More than 63,400 calls came into Franklin County Public Safety Answering Points (PSAP) centers in 2017 and 99.9 percent were answered in less than 30 seconds.

In fact, 88.5 percent of the calls were answered within 10 seconds of someone dialing for help.

Franklin County 911 Director Abe Cook says overall it was a strong year of transition for 911 and the overall call volume is lower.

The decrease in calls are classified as “abandoned” and include hang-ups or dropped calls and Cook credits public education for the decrease.

“If there is a hang-up, we call back right away,” Cook said. “Wireless calls coming in were down for the year, but landline calls increased.”

Overall, 39,138 wireless calls came in 2017 and 11,534 were from traditional landlines.

Cook said the highest volume of calls came in August during the week of the solar eclipse with 1,604 calls.

“The eclipse day and the Saturday before were the highest,” Cook said. “The increased population in the county for that event led to increased call volume.”

The PSAP in Union fielded 1,289 calls that week, Washington had 165, Pacific had 85 and Sullivan fielded 65.

Adversely, the lowest week of activity yielded only 916 calls to 911 countywide.


Of the four locations in the county, the Union PSAP located at the Franklin County Sheriff’s Office answered the most calls by far with 52,405 and averaged about six 911 calls per hour.

The Washington PSAP fielded 6,140 911 calls in 2017, averaging just under one 911 call per hour.

In Pacific, dispatchers answered 2,826 911 calls and averaged about one 911 call every three hours per hour.

The Sullivan PSAP averaged a 911 call every four hours and tallied a total of 2,116 for 2017.


Cook added the improvements in 911 service and the work done by dispatchers is part of countywide upgrades to procedures, equipment and training.

“The county 911 as a whole is still in transition from the sheriff’s office,” Cook said. “It brings many challenges.
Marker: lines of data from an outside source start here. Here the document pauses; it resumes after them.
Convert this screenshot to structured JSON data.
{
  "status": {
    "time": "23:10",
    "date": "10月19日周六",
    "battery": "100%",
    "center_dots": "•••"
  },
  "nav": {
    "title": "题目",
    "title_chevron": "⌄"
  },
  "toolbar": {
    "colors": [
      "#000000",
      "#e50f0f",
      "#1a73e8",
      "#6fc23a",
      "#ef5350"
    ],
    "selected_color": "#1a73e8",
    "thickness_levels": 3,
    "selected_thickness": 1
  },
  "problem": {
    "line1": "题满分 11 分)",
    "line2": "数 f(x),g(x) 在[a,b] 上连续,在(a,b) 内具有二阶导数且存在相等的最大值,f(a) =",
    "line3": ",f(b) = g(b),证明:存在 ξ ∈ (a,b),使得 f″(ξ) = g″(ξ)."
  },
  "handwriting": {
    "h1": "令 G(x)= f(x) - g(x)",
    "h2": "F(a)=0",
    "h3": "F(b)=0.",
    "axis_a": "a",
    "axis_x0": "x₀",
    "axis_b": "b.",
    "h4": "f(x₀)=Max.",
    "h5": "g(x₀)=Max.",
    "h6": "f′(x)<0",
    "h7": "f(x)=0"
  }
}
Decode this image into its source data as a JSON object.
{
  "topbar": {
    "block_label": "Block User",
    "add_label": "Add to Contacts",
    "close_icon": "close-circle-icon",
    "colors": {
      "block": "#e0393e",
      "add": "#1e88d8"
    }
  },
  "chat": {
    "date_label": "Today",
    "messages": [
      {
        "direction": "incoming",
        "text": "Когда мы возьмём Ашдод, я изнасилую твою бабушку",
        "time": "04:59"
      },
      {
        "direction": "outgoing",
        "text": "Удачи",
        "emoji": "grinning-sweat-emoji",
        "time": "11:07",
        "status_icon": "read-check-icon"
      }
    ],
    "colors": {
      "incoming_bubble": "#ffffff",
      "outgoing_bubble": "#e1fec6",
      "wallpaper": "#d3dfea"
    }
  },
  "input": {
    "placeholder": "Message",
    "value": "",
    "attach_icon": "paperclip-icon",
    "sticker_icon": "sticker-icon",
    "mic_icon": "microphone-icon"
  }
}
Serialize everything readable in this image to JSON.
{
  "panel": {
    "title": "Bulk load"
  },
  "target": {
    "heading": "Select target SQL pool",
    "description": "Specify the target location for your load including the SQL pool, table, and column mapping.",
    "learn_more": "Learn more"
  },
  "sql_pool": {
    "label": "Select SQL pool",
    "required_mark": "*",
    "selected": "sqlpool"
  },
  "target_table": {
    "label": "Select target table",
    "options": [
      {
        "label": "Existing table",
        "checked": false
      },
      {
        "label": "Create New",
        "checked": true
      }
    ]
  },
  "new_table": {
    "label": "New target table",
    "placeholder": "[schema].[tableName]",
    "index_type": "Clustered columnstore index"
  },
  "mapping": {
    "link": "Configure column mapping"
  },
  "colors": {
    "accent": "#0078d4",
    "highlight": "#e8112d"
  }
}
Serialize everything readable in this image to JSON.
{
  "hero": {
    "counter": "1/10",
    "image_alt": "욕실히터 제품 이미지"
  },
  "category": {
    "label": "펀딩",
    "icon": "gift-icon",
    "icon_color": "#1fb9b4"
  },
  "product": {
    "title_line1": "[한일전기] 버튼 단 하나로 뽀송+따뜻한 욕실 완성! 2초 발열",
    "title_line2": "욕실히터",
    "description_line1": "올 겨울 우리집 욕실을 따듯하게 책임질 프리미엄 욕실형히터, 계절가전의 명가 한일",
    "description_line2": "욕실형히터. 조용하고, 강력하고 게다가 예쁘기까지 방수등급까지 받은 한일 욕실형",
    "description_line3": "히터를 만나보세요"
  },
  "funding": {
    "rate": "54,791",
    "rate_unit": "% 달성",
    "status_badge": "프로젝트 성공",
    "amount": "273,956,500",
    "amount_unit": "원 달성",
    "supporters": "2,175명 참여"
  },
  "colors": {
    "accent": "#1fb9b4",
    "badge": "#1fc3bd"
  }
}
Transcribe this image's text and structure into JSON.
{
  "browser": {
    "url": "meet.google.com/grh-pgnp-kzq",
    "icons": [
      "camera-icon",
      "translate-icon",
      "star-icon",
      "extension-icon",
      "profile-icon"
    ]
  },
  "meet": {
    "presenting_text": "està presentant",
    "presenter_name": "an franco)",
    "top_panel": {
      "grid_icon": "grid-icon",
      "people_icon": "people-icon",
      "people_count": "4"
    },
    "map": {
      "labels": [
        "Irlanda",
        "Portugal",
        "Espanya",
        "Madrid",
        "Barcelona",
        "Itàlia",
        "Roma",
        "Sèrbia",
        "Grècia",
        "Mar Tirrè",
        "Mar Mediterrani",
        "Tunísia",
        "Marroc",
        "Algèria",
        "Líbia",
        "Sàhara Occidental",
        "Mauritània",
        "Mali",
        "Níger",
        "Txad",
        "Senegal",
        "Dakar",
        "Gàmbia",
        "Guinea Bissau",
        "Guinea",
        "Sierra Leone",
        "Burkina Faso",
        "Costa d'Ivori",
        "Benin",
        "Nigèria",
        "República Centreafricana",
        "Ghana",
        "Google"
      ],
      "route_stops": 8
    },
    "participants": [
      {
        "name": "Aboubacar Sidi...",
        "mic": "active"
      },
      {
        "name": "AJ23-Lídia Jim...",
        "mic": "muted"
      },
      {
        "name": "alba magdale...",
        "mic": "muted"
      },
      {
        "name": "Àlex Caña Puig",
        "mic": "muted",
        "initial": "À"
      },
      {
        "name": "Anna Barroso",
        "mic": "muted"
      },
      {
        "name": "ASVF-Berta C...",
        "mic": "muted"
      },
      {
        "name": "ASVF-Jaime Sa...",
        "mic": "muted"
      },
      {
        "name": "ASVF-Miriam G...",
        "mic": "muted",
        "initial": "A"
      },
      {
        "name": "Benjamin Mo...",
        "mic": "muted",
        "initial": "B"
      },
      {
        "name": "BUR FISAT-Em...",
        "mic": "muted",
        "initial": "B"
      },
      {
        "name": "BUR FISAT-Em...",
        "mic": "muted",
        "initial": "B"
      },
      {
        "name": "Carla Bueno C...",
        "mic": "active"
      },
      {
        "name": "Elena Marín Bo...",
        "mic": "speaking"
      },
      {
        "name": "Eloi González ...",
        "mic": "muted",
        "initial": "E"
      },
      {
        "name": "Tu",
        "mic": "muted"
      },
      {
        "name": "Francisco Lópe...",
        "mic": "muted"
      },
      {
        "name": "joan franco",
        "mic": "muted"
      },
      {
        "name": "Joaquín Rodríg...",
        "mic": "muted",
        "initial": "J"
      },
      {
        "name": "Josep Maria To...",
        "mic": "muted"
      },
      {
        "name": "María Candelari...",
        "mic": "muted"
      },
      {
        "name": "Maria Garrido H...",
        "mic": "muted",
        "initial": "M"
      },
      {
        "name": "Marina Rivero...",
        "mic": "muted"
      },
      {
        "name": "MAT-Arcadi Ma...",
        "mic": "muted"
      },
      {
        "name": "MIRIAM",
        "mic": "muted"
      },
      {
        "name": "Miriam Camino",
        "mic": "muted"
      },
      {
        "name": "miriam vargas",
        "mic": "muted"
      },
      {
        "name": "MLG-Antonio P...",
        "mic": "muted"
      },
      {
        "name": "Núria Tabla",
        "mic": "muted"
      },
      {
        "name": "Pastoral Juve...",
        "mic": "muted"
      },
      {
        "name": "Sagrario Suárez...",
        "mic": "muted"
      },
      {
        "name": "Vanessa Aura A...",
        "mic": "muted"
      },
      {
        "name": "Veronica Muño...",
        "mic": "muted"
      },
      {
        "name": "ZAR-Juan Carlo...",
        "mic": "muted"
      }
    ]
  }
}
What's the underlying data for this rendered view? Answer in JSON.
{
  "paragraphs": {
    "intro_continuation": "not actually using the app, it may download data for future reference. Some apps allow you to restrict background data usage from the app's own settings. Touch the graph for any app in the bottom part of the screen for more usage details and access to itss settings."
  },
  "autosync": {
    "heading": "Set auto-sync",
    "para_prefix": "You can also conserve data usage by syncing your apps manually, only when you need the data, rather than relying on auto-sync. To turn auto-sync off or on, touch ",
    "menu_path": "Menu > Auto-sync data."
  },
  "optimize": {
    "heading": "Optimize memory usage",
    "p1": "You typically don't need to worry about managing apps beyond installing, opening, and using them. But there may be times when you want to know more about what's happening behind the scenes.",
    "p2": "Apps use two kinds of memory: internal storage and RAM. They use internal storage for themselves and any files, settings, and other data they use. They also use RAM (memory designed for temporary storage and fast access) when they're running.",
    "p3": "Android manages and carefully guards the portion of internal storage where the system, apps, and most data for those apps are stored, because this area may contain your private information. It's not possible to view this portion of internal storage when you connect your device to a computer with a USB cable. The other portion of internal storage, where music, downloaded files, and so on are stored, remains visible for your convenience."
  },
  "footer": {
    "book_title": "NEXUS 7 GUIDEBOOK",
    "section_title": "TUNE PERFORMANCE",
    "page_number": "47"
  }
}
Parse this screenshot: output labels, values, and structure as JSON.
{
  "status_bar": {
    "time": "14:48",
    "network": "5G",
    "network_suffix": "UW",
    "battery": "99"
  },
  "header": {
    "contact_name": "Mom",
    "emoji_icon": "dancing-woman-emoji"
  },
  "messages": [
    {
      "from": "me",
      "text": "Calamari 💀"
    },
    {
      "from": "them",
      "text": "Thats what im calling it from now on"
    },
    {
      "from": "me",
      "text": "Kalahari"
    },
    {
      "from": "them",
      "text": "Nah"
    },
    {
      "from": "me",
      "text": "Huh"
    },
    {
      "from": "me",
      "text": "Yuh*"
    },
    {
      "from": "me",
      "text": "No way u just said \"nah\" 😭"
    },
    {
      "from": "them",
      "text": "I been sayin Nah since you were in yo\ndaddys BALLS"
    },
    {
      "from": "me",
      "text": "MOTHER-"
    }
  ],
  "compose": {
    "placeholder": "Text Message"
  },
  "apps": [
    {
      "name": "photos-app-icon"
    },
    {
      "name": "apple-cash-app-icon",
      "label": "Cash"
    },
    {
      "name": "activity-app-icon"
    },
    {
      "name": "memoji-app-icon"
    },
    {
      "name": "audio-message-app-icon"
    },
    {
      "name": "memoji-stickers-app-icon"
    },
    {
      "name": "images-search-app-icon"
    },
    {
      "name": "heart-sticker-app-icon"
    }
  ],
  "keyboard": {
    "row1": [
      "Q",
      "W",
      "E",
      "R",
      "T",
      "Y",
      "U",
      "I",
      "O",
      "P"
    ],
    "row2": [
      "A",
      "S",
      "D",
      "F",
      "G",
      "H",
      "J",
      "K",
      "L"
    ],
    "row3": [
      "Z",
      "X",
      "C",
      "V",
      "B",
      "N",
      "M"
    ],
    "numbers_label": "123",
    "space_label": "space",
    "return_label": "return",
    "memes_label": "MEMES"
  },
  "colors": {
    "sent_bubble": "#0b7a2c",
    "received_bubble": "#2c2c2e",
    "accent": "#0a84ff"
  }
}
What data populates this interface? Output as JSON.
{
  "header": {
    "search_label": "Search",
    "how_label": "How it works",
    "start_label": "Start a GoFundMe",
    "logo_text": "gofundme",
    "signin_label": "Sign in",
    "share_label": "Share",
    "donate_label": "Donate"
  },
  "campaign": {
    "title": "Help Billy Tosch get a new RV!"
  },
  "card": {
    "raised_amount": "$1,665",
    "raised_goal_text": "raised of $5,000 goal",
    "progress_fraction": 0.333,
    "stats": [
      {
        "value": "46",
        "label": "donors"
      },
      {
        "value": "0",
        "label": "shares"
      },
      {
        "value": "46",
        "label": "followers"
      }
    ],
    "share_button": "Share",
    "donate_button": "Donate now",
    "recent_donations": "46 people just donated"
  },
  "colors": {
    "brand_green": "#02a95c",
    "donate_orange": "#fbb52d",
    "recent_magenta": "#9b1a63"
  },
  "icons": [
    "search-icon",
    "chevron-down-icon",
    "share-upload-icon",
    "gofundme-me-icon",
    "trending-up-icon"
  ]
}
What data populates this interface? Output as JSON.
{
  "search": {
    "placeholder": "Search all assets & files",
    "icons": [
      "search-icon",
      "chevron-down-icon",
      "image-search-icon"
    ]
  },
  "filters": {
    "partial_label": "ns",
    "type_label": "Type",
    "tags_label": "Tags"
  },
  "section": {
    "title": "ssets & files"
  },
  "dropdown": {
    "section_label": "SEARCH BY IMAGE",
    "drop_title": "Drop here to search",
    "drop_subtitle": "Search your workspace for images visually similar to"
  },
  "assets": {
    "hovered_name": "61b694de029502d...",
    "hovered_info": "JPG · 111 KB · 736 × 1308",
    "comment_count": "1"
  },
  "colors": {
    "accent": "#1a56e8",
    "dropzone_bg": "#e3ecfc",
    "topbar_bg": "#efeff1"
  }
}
So far, 2017 is just the beginning of an overhaul of the system.”

Some of that new training will take place this week as all of the dispatchers will begin training to act as negotiators from the moment an emergency call comes in.

Cook said the training is necessary due to the increased frequency in psych calls involving suicidal subjects or calls that may involve the SWAT team that require special skills from the moment the incident is initiated.

“Every improvement is designed to improve 911 for the residents of the county,” Cook said.

In coming weeks the 911 office will be looking at upgrades to communications in the St. Clair and Beaufort/Leslie areas to increase safety for both residents and first responders.